▸ **What is being asked**
Taking the data below line by line, count those that include the word "training" and report the number alone.

▸ **Information provided**
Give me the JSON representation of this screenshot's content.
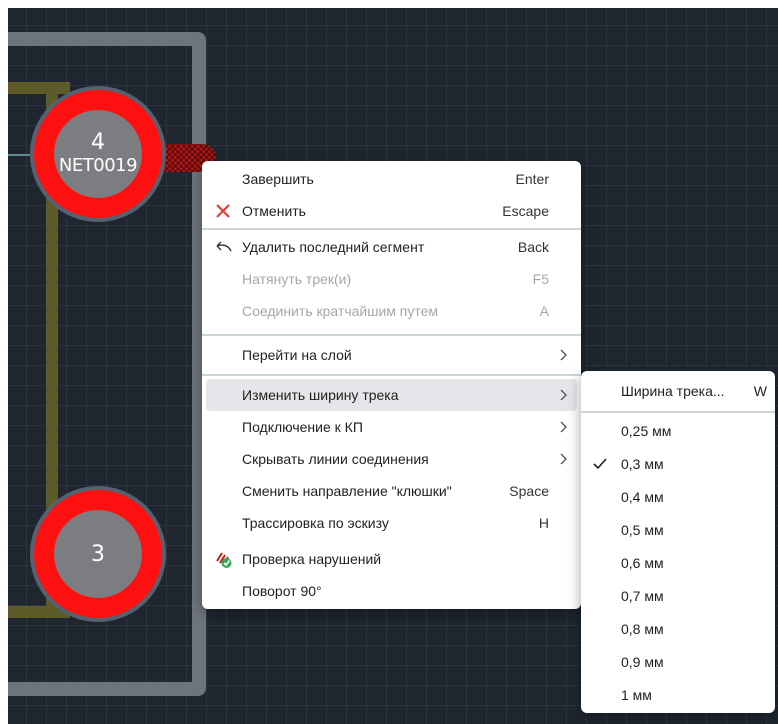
{
  "pads": [
    {
      "number": "4",
      "net": "NET0019"
    },
    {
      "number": "3",
      "net": ""
    }
  ],
  "context_menu": {
    "items": [
      {
        "label": "Завершить",
        "shortcut": "Enter",
        "icon": "",
        "disabled": false,
        "submenu": false
      },
      {
        "label": "Отменить",
        "shortcut": "Escape",
        "icon": "close-icon",
        "disabled": false,
        "submenu": false
      },
      {
        "label": "Удалить последний сегмент",
        "shortcut": "Back",
        "icon": "undo-arrow-icon",
        "disabled": false,
        "submenu": false
      },
      {
        "label": "Натянуть трек(и)",
        "shortcut": "F5",
        "icon": "",
        "disabled": true,
        "submenu": false
      },
      {
        "label": "Соединить кратчайшим путем",
        "shortcut": "A",
        "icon": "",
        "disabled": true,
        "submenu": false
      },
      {
        "label": "Перейти на слой",
        "shortcut": "",
        "icon": "",
        "disabled": false,
        "submenu": true
      },
      {
        "label": "Изменить ширину трека",
        "shortcut": "",
        "icon": "",
        "disabled": false,
        "submenu": true,
        "highlighted": true
      },
      {
        "label": "Подключение к КП",
        "shortcut": "",
        "icon": "",
        "disabled": false,
        "submenu": true
      },
      {
        "label": "Скрывать линии соединения",
        "shortcut": "",
        "icon": "",
        "disabled": false,
        "submenu": true
      },
      {
        "label": "Сменить направление \"клюшки\"",
        "shortcut": "Space",
        "icon": "",
        "disabled": false,
        "submenu": false
      },
      {
        "label": "Трассировка по эскизу",
        "shortcut": "H",
        "icon": "",
        "disabled": false,
        "submenu": false
      },
      {
        "label": "Проверка нарушений",
        "shortcut": "",
        "icon": "drc-check-icon",
        "disabled": false,
        "submenu": false
      },
      {
        "label": "Поворот 90°",
        "shortcut": "",
        "icon": "",
        "disabled": false,
        "submenu": false
      }
    ]
  },
  "width_submenu": {
    "header": "Ширина трека...",
    "header_shortcut": "W",
    "options": [
      "0,25 мм",
      "0,3 мм",
      "0,4 мм",
      "0,5 мм",
      "0,6 мм",
      "0,7 мм",
      "0,8 мм",
      "0,9 мм",
      "1 мм"
    ],
    "selected": "0,3 мм"
  },
  "colors": {
    "canvas": "#1f2630",
    "pad": "#ff1010",
    "pad_center": "#7b7d80",
    "highlight": "#e4e6e9",
    "delete_icon": "#e0383a"
  }
}
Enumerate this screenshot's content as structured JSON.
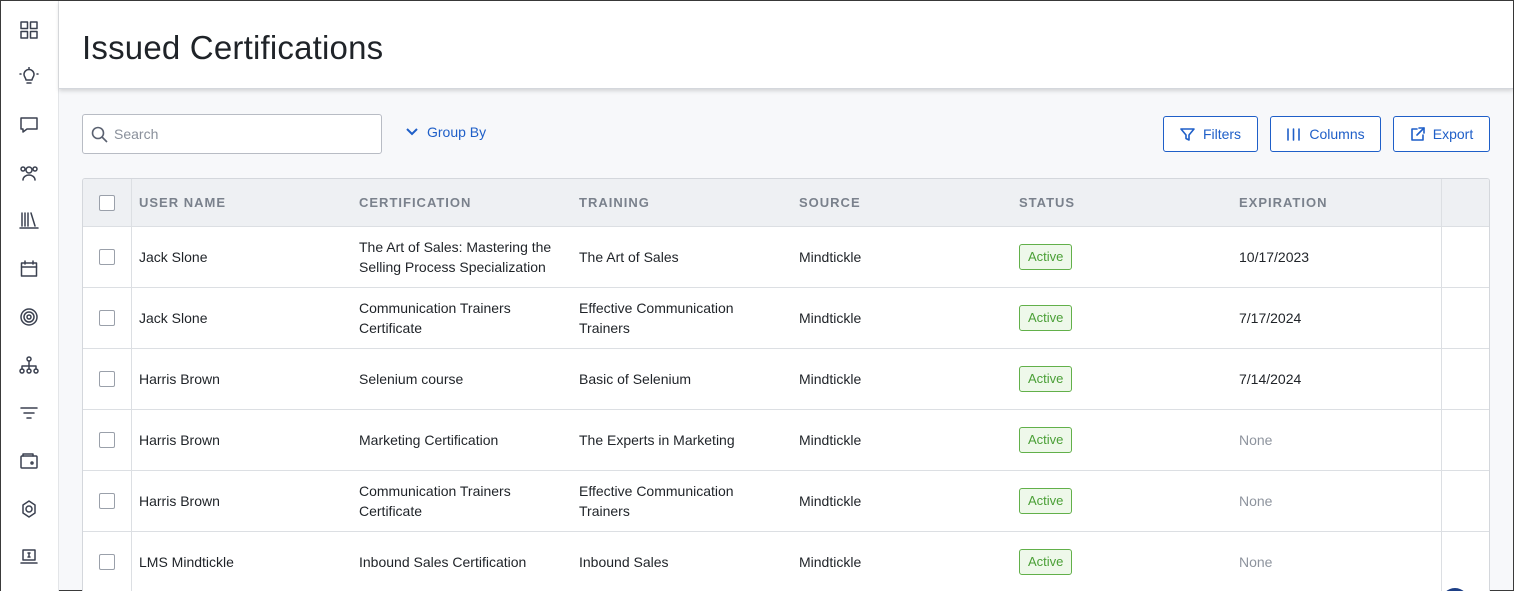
{
  "page": {
    "title": "Issued Certifications"
  },
  "sidebar": {
    "items": [
      {
        "icon": "dashboard-icon"
      },
      {
        "icon": "lightbulb-icon"
      },
      {
        "icon": "chat-icon"
      },
      {
        "icon": "users-icon"
      },
      {
        "icon": "library-icon"
      },
      {
        "icon": "calendar-icon"
      },
      {
        "icon": "target-icon"
      },
      {
        "icon": "hierarchy-icon"
      },
      {
        "icon": "filter-lines-icon"
      },
      {
        "icon": "wallet-icon"
      },
      {
        "icon": "integration-icon"
      },
      {
        "icon": "laptop-icon"
      }
    ]
  },
  "toolbar": {
    "search_placeholder": "Search",
    "group_by_label": "Group By",
    "filters_label": "Filters",
    "columns_label": "Columns",
    "export_label": "Export"
  },
  "table": {
    "headers": {
      "user_name": "USER NAME",
      "certification": "CERTIFICATION",
      "training": "TRAINING",
      "source": "SOURCE",
      "status": "STATUS",
      "expiration": "EXPIRATION"
    },
    "rows": [
      {
        "user": "Jack Slone",
        "certification": "The Art of Sales: Mastering the Selling Process Specialization",
        "training": "The Art of Sales",
        "source": "Mindtickle",
        "status": "Active",
        "expiration": "10/17/2023"
      },
      {
        "user": "Jack Slone",
        "certification": "Communication Trainers Certificate",
        "training": "Effective Communication Trainers",
        "source": "Mindtickle",
        "status": "Active",
        "expiration": "7/17/2024"
      },
      {
        "user": "Harris Brown",
        "certification": "Selenium course",
        "training": "Basic of Selenium",
        "source": "Mindtickle",
        "status": "Active",
        "expiration": "7/14/2024"
      },
      {
        "user": "Harris Brown",
        "certification": "Marketing Certification",
        "training": "The Experts in Marketing",
        "source": "Mindtickle",
        "status": "Active",
        "expiration": "None"
      },
      {
        "user": "Harris Brown",
        "certification": "Communication Trainers Certificate",
        "training": "Effective Communication Trainers",
        "source": "Mindtickle",
        "status": "Active",
        "expiration": "None"
      },
      {
        "user": "LMS Mindtickle",
        "certification": "Inbound Sales Certification",
        "training": "Inbound Sales",
        "source": "Mindtickle",
        "status": "Active",
        "expiration": "None"
      }
    ]
  },
  "colors": {
    "accent": "#1f5fc8",
    "status_active_border": "#62b04a",
    "status_active_text": "#4a9f36"
  }
}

▸ **Response area**
7